It's somewhat baffling how the 33-year-old English actor who plays the titular role in this knee-slapper can remain oblivious to the fact that he looks nothing less than a heartthrob, but is still able to seamlessly execute a comedy role. The divinely devilish-looking Hoult has been a zombie, a mutant, a post-apocalyptic war boy, a psycho, a food connoisseur and many more. The Golden Globe Award nominee’s versatility comes as no surprise and it certainly is delighting to know that the former child star reunites with his onscreen dad almost two decades later (Weather Man)! Hoult will also be part of an upcoming American Gothic horror number, Nosferatu, slated to be released in 2024 with Bill Skarsgard as the titular vampire.

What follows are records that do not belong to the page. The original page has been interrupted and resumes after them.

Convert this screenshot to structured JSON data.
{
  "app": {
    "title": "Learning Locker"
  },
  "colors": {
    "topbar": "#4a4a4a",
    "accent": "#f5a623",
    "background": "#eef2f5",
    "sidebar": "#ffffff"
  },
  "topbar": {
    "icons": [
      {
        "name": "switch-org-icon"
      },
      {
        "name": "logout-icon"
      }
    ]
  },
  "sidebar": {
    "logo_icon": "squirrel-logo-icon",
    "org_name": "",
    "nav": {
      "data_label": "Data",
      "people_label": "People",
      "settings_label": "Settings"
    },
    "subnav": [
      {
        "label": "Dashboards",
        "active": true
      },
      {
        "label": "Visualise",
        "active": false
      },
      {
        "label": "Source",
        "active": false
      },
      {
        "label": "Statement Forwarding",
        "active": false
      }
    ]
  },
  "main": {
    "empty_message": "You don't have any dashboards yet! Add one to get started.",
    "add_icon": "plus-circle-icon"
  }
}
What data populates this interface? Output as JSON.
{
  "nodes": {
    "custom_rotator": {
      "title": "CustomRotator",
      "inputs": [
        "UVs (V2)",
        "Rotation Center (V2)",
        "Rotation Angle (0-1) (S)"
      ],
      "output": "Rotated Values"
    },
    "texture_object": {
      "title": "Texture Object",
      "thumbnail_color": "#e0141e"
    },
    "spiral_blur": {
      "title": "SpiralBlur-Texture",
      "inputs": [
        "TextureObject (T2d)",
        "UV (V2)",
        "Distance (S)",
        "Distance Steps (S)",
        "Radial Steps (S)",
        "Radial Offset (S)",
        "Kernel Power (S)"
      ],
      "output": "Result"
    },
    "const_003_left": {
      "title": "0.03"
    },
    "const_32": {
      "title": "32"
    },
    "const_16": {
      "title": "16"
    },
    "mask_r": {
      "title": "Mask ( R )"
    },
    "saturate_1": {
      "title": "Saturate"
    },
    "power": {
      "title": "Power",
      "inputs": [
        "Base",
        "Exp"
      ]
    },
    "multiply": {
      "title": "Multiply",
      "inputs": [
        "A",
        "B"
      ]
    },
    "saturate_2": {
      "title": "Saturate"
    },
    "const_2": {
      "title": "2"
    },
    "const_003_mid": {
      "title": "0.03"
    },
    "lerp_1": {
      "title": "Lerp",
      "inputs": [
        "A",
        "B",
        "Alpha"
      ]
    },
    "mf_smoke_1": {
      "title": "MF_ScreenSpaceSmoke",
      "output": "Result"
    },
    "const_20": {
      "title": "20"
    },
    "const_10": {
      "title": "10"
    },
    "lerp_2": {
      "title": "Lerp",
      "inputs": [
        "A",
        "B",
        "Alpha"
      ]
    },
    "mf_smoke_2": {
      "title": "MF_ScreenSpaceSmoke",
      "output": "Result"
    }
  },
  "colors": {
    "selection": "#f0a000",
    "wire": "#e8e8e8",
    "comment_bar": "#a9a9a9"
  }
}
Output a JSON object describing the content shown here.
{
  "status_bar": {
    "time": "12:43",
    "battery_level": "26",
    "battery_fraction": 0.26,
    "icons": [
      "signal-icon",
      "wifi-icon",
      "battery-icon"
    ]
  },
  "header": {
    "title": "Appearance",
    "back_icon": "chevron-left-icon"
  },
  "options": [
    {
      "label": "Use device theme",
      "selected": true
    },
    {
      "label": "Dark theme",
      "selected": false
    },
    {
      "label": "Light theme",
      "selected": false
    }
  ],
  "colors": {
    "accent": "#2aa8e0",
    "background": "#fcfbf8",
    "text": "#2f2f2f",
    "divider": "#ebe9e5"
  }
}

Cage makes an impressive comeback as the Dracula, sans any inhibitions when it comes to his shadowy demeanour with immaculately hilarious mannerisms that are equally menacing whenever his human familiar ‘disses’ him. And it's no wonder that Cage who has garnered a cult following over the decades since Face/Off and Ghost Rider with his eccentric film persona divulged in an interview that he had waited for ages to take on such roles.
Every time the Dracula swoops in with his top hat, his dope-looking coat along with chunky gemstone rings that are likely to house entities from lower realms and speaking in a heavy archaic drawl paired with a shouty charisma, the plot gets an instant dose of high. The colour tones, costumes, aesthetics and settings offer a supreme vampiric vibe. Cage as Dracula is deliciously awful to miss in the vampire-meets-action caper, as he has indisputably sunk his teeth into this role that seems to be created just for him.
Atop the dialogues that carry side-splitting innuendos and puns, expect loads of terms that are often thrown around in therapy sessions, such as co-dependency, narcissism, self-love and energy just to name a few. Although there are no hints of a sequel, it would be a treat for ardent Dracula movie fans if they have one with reprised roles of the Dracula and most other cast members.
Produced by the Skybound Entertainment partners, Robert Kirkman and David Alpert (The Walking Dead, Invincible) and directed by the man behind The Tomorrow War, Chris McKay, this thoroughly enjoyable and incredibly hysterical horror dramedy serves as a pedestal for Cage’s seasoned flamboyance and Hoult's ambidexterity and is certainly a certified addition to the list of Dracula classics over the decades.
(Catch this campy yet promising rib-tickler that will have you wheezing and inspire you to choose yourself, no matter how toxic your overbearing master or, oops, boss is!)
Review by Asha Gizelle Mariadas